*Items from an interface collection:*
::::::::

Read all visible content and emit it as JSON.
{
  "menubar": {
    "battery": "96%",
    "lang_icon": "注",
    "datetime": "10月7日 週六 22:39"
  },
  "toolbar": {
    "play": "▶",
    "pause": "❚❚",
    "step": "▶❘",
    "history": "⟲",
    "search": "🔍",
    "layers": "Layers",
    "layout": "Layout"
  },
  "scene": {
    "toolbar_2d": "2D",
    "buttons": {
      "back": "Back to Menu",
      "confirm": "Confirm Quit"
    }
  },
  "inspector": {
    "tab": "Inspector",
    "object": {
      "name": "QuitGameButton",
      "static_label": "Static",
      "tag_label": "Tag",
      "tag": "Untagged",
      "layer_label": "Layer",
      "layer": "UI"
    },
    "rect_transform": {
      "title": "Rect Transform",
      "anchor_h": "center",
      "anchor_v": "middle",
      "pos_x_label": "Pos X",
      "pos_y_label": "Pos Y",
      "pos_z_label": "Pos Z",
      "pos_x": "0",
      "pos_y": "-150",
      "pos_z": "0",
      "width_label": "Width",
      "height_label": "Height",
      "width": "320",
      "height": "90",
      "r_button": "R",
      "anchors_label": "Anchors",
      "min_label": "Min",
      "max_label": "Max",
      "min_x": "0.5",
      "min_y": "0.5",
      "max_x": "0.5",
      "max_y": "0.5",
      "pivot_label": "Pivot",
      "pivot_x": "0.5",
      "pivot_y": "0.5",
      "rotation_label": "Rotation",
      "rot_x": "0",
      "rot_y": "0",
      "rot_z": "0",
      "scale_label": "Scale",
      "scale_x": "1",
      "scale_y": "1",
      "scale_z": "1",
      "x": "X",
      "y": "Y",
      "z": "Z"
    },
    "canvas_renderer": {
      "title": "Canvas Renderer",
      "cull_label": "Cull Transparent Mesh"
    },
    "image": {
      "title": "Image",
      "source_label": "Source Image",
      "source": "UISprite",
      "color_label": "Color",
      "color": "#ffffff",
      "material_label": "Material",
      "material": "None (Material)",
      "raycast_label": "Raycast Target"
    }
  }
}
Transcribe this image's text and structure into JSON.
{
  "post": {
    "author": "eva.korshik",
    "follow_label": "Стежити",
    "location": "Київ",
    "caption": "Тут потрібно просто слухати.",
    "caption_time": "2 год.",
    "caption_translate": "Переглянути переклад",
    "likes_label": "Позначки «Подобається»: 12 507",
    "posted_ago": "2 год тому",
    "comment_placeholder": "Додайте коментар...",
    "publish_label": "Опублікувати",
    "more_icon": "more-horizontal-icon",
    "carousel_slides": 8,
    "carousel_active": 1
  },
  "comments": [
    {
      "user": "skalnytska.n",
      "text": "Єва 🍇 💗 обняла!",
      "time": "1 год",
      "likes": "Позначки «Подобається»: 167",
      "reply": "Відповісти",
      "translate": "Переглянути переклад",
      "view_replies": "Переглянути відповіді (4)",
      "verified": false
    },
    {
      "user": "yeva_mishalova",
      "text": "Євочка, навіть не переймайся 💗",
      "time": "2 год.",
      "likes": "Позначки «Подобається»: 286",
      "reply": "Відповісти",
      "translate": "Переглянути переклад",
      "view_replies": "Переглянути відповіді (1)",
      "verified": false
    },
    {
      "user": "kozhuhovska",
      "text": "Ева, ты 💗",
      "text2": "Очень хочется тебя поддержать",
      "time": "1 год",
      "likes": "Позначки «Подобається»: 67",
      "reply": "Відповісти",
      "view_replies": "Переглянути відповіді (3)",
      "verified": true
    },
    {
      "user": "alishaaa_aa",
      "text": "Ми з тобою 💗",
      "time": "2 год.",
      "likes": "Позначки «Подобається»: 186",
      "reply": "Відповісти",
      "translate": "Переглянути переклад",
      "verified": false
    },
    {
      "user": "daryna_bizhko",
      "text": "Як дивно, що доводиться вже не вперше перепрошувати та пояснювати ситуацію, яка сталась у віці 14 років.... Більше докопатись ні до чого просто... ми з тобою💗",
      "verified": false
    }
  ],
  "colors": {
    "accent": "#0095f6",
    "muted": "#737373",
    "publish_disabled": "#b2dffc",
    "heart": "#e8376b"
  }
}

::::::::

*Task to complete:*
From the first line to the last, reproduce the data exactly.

*Finished exercise:*
Read all visible content and emit it as JSON.
{
  "menubar": {
    "battery": "96%",
    "lang_icon": "注",
    "datetime": "10月7日 週六 22:39"
  },
  "toolbar": {
    "play": "▶",
    "pause": "❚❚",
    "step": "▶❘",
    "history": "⟲",
    "search": "🔍",
    "layers": "Layers",
    "layout": "Layout"
  },
  "scene": {
    "toolbar_2d": "2D",
    "buttons": {
      "back": "Back to Menu",
      "confirm": "Confirm Quit"
    }
  },
  "inspector": {
    "tab": "Inspector",
    "object": {
      "name": "QuitGameButton",
      "static_label": "Static",
      "tag_label": "Tag",
      "tag": "Untagged",
      "layer_label": "Layer",
      "layer": "UI"
    },
    "rect_transform": {
      "title": "Rect Transform",
      "anchor_h": "center",
      "anchor_v": "middle",
      "pos_x_label": "Pos X",
      "pos_y_label": "Pos Y",
      "pos_z_label": "Pos Z",
      "pos_x": "0",
      "pos_y": "-150",
      "pos_z": "0",
      "width_label": "Width",
      "height_label": "Height",
      "width": "320",
      "height": "90",
      "r_button": "R",
      "anchors_label": "Anchors",
      "min_label": "Min",
      "max_label": "Max",
      "min_x": "0.5",
      "min_y": "0.5",
      "max_x": "0.5",
      "max_y": "0.5",
      "pivot_label": "Pivot",
      "pivot_x": "0.5",
      "pivot_y": "0.5",
      "rotation_label": "Rotation",
      "rot_x": "0",
      "rot_y": "0",
      "rot_z": "0",
      "scale_label": "Scale",
      "scale_x": "1",
      "scale_y": "1",
      "scale_z": "1",
      "x": "X",
      "y": "Y",
      "z": "Z"
    },
    "canvas_renderer": {
      "title": "Canvas Renderer",
      "cull_label": "Cull Transparent Mesh"
    },
    "image": {
      "title": "Image",
      "source_label": "Source Image",
      "source": "UISprite",
      "color_label": "Color",
      "color": "#ffffff",
      "material_label": "Material",
      "material": "None (Material)",
      "raycast_label": "Raycast Target"
    }
  }
}
Transcribe this image's text and structure into JSON.
{
  "post": {
    "author": "eva.korshik",
    "follow_label": "Стежити",
    "location": "Київ",
    "caption": "Тут потрібно просто слухати.",
    "caption_time": "2 год.",
    "caption_translate": "Переглянути переклад",
    "likes_label": "Позначки «Подобається»: 12 507",
    "posted_ago": "2 год тому",
    "comment_placeholder": "Додайте коментар...",
    "publish_label": "Опублікувати",
    "more_icon": "more-horizontal-icon",
    "carousel_slides": 8,
    "carousel_active": 1
  },
  "comments": [
    {
      "user": "skalnytska.n",
      "text": "Єва 🍇 💗 обняла!",
      "time": "1 год",
      "likes": "Позначки «Подобається»: 167",
      "reply": "Відповісти",
      "translate": "Переглянути переклад",
      "view_replies": "Переглянути відповіді (4)",
      "verified": false
    },
    {
      "user": "yeva_mishalova",
      "text": "Євочка, навіть не переймайся 💗",
      "time": "2 год.",
      "likes": "Позначки «Подобається»: 286",
      "reply": "Відповісти",
      "translate": "Переглянути переклад",
      "view_replies": "Переглянути відповіді (1)",
      "verified": false
    },
    {
      "user": "kozhuhovska",
      "text": "Ева, ты 💗",
      "text2": "Очень хочется тебя поддержать",
      "time": "1 год",
      "likes": "Позначки «Подобається»: 67",
      "reply": "Відповісти",
      "view_replies": "Переглянути відповіді (3)",
      "verified": true
    },
    {
      "user": "alishaaa_aa",
      "text": "Ми з тобою 💗",
      "time": "2 год.",
      "likes": "Позначки «Подобається»: 186",
      "reply": "Відповісти",
      "translate": "Переглянути переклад",
      "verified": false
    },
    {
      "user": "daryna_bizhko",
      "text": "Як дивно, що доводиться вже не вперше перепрошувати та пояснювати ситуацію, яка сталась у віці 14 років.... Більше докопатись ні до чого просто... ми з тобою💗",
      "verified": false
    }
  ],
  "colors": {
    "accent": "#0095f6",
    "muted": "#737373",
    "publish_disabled": "#b2dffc",
    "heart": "#e8376b"
  }
}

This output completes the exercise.